By Prisca Sam-Duru

“Different Shades of Being”, is the title of an art exhibition by Elizabeth Chioma Ekpetorson which ended on Friday, June 25, 2021 at the National Museum, Onikan, Lagos.

“Different Shades of Being”, Ekpetorson’s second solo exhibition which opened on Saturday, June 19, 2021, was organised by Affordable Art Online, promoters of the Ibadan Art Fair.

Featuring a total of twenty-one colourful pieces, the exhibition according to the Nigerian non-binary artist, was packaged as a diary of herself. “Instead of writing down my thoughts, I’m painting them”, she said.

In 2019 Ekpetorson had her first solo exhibition titled, “live and let live”, where she preached about acceptance. Her second solo outing only increased the volume of the first message with “Different Shades of Being”, now using herself.

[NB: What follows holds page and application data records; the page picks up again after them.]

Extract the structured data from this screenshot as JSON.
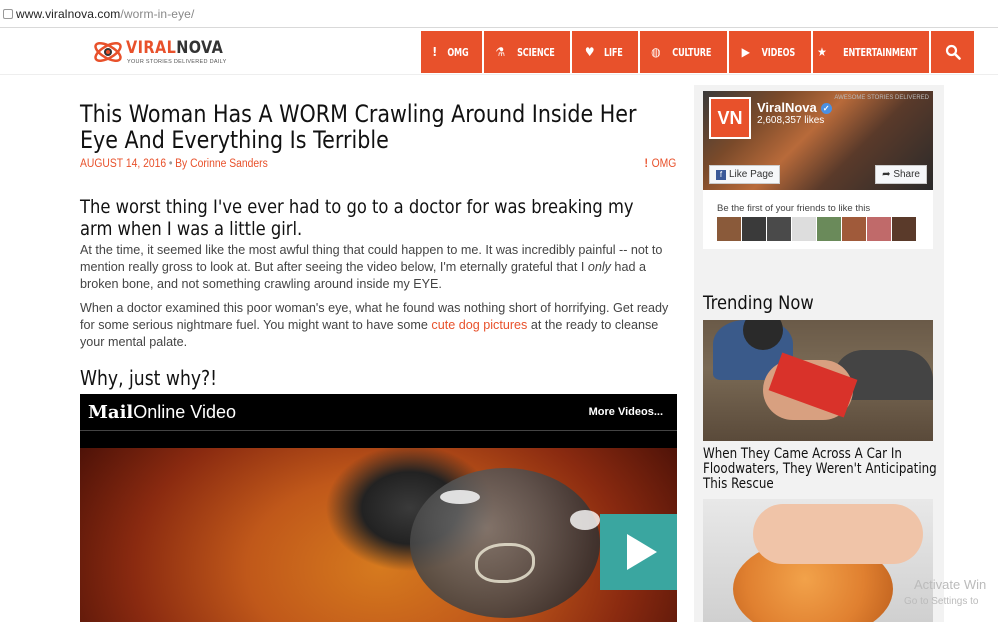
{
  "browser": {
    "url_host": "www.viralnova.com",
    "url_path": "/worm-in-eye/"
  },
  "header": {
    "brand_viral": "VIRAL",
    "brand_nova": "NOVA",
    "tagline": "YOUR STORIES DELIVERED DAILY",
    "nav": [
      {
        "label": "OMG",
        "icon": "exclamation-icon"
      },
      {
        "label": "SCIENCE",
        "icon": "flask-icon"
      },
      {
        "label": "LIFE",
        "icon": "heart-icon"
      },
      {
        "label": "CULTURE",
        "icon": "globe-icon"
      },
      {
        "label": "VIDEOS",
        "icon": "play-icon"
      },
      {
        "label": "ENTERTAINMENT",
        "icon": "star-icon"
      }
    ],
    "accent": "#e8512b"
  },
  "article": {
    "title": "This Woman Has A WORM Crawling Around Inside Her Eye And Everything Is Terrible",
    "date": "AUGUST 14, 2016",
    "author": "By Corinne Sanders",
    "category": "OMG",
    "lead": "The worst thing I've ever had to go to a doctor for was breaking my arm when I was a little girl.",
    "p1_a": "At the time, it seemed like the most awful thing that could happen to me. It was incredibly painful -- not to mention really gross to look at. But after seeing the video below, I'm eternally grateful that I ",
    "p1_em": "only",
    "p1_b": " had a broken bone, and not something crawling around inside my EYE.",
    "p2_a": "When a doctor examined this poor woman's eye, what he found was nothing short of horrifying. Get ready for some serious nightmare fuel. You might want to have some ",
    "p2_link": "cute dog pictures",
    "p2_b": " at the ready to cleanse your mental palate.",
    "subhead": "Why, just why?!"
  },
  "video": {
    "logo_mail": "Mail",
    "logo_online": "Online Video",
    "more": "More Videos..."
  },
  "facebook": {
    "avatar": "VN",
    "page_name": "ViralNova",
    "likes": "2,608,357 likes",
    "cover_text": "AWESOME STORIES DELIVERED",
    "like_button": "Like Page",
    "share_button": "Share",
    "friends_text": "Be the first of your friends to like this"
  },
  "trending": {
    "title": "Trending Now",
    "items": [
      {
        "caption": "When They Came Across A Car In Floodwaters, They Weren't Anticipating This Rescue"
      }
    ]
  },
  "os_watermark": {
    "line1": "Activate Win",
    "line2": "Go to Settings to"
  }
}
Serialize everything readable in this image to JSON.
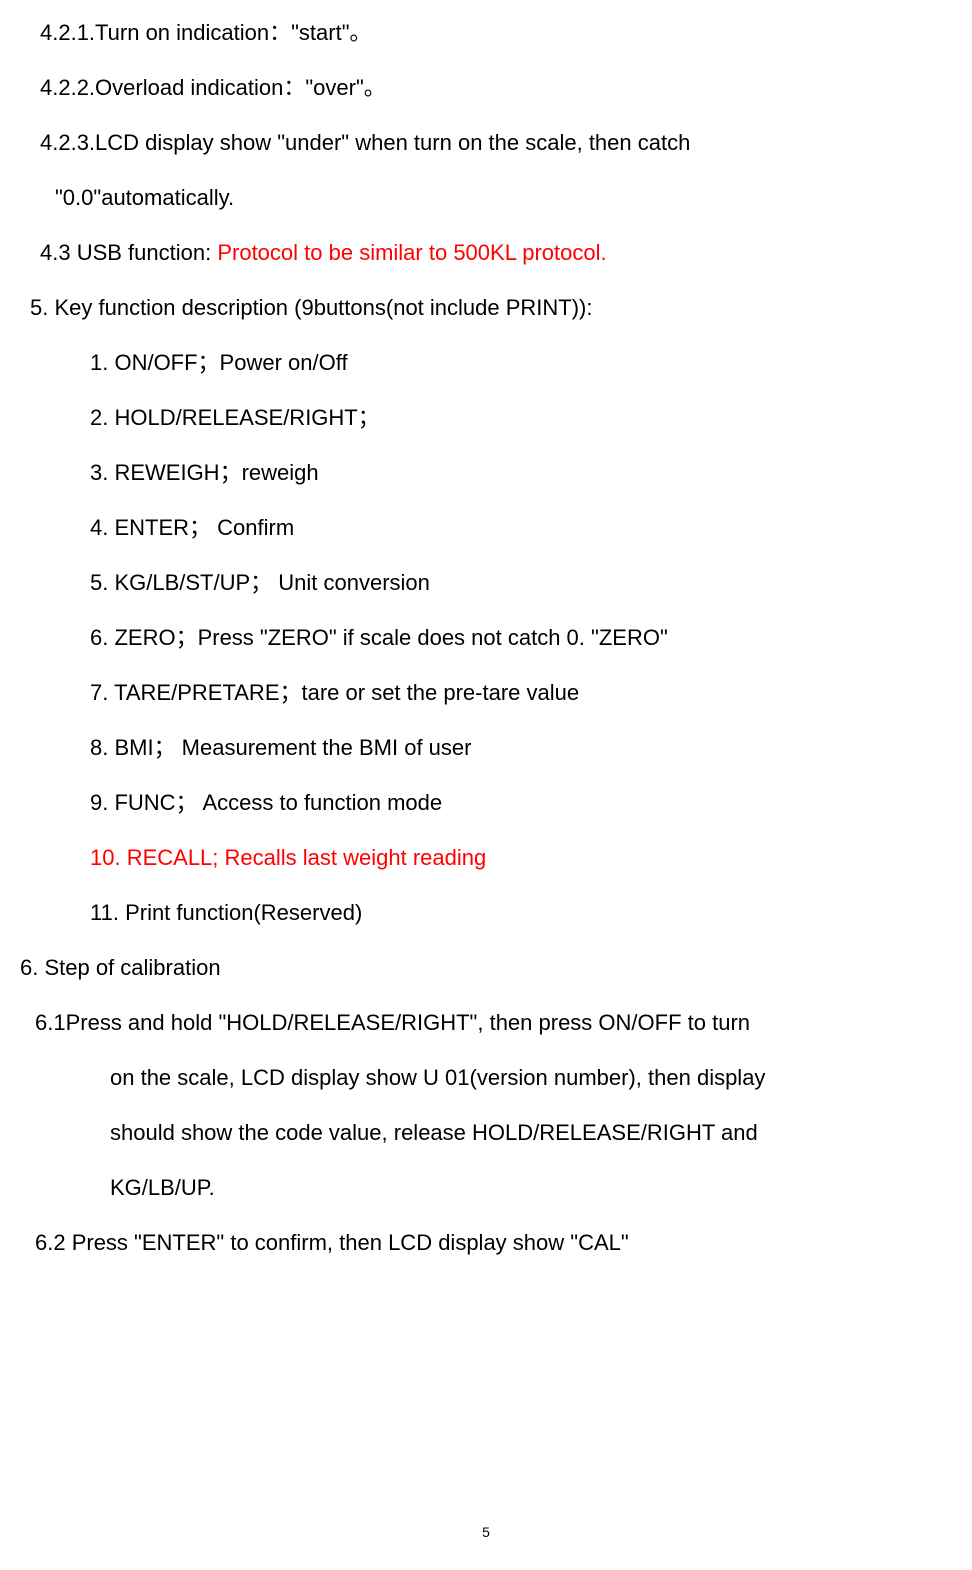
{
  "line1": "4.2.1.Turn on indication：\"start\"。",
  "line2": "4.2.2.Overload indication：\"over\"。",
  "line3a": "4.2.3.LCD display show \"under\" when turn on the scale, then catch",
  "line3b": "\"0.0\"automatically.",
  "line4_prefix": "4.3 USB function: ",
  "line4_red": "Protocol to be similar to 500KL protocol.",
  "line5": "5. Key function description (9buttons(not include PRINT)):",
  "key1": "1. ON/OFF；Power on/Off",
  "key2": "2. HOLD/RELEASE/RIGHT；",
  "key3": "3. REWEIGH；reweigh",
  "key4": "4. ENTER； Confirm",
  "key5": "5. KG/LB/ST/UP；  Unit conversion",
  "key6": "6. ZERO；Press \"ZERO\" if scale does not catch 0. \"ZERO\"",
  "key7": "7. TARE/PRETARE；tare or set the pre-tare value",
  "key8": "8. BMI；  Measurement the BMI of user",
  "key9": "9. FUNC；  Access to function mode",
  "key10": "10.  RECALL; Recalls last weight reading",
  "key11": "11.  Print function(Reserved)",
  "line6": "6. Step of calibration",
  "line61a": "6.1Press and hold \"HOLD/RELEASE/RIGHT\", then press ON/OFF to turn",
  "line61b": "on the scale, LCD display show U 01(version number), then display",
  "line61c": "should show the code value, release HOLD/RELEASE/RIGHT and",
  "line61d": "KG/LB/UP.",
  "line62": "6.2 Press \"ENTER\" to confirm, then LCD display show \"CAL\"",
  "pageNum": "5"
}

READ ALSO: CWG to boost revenue stream with new investments, partnerships

“The choice of theme is, being non-binary, growing up in Nigeria, I was born biologically a female but have tendencies of male, but I’m neither of the two. Everyone expects that I act in a particular way since I was born as a woman. So, it laid a kind of burden and feelings of inadequacy on my part. “About three years ago, I decided to brace up and accept and love myself as I am- the way God created me. There’s a different aspect of humanity, so this, is like preaching to people not to judge others because of stereotypes”, she explained.

Ekpetorson who obtained her BA in Fine Art and Design from the University of Port Harcourt, River States, began working as a professional artist in October 2016. Ever since then, she has through her body of work, committed efforts towards preaching about self-acceptance, women, and other subject matters catalysed by swift response to creative impulses on human issues. “In telling my story, a large portion is dedicated to women, I paint for the shamed or silenced select of them, untangling their limitations and emboldening them via my art…”

‘Duality of Nature’ for instance, is a piece in consonance with the exhibition theme as well as the artist’s nature as non-binary. The work chronicles the period the artist battled depression as a result of a lot of things as she had both happy and sad moments which informed the twin forms.

Also, her nature as non-binary, is manifest in series such as ‘Two Seasons’, which is a piece showing human forms each backing the other; and ‘Self Assured’- presented as two nude female figures, representing where the artist accepts herself for who she is.

The twenty-one works on display were all produced this year except one which was produced in 2020. “Art is all I do and what I do isn’t an integral aspect, or a percentage, rather it is me in entirety. It is safe to say it does not start at one point to end at another, but present in all facets.

“So, I’m blessed with speed. Once I have a concept, I create. There are lots of things I’m currently thinking of exhibiting, each day gives me chance to execute the works easily because I already thought about them. I actually take out time to rest in between”.

As an artist of diverse expressions, with a penchant for nudes and portraits, Ekkpetorson noted that “the drive is to reveal authentic personalities underneath veils, also highlighting the importance of perceiving beyond physical attributes.”

Drawing inspiration from humans and their experiences, the artist said, “When I look at a person’s face for instance, I see a thousand emotions”. A constant feature in the works evident in rough strokes and cubes, portrays a fusion of cubism, expressionism and impressionism. “For me these days, I just create what’s in my heart; I do not want to box myself up, Just like my natural being as a human being and as an artist”.

Acrylic and charcoal are major mediums employed in almost all the works. That according to the artist, is most preferable because “it flows with my temperament, because I want to see the result and rectify anything that is not working according to plan”.

While some works are clear pointers to the theme, many others appear as abstract paintings. And, the whole idea she explained, “Is to allow observers freedom to interpret their own meanings. I like the feeling that viewers are able to peek into my emotions. You might be seeing an abstraction in a work where there’s none. I like that”.

For the talented artist, every art is unique to the artist. “An artist can’t really separate himself from his work. If for instance you are not happy with what’s happening in the society, it should reflect in your work. Art is like a voice and I’m glad it’s getting amplified”.

Vanguard News Nigeria

Disclaimer

Comments expressed here do not reflect the opinions of vanguard newspapers or any employee thereof.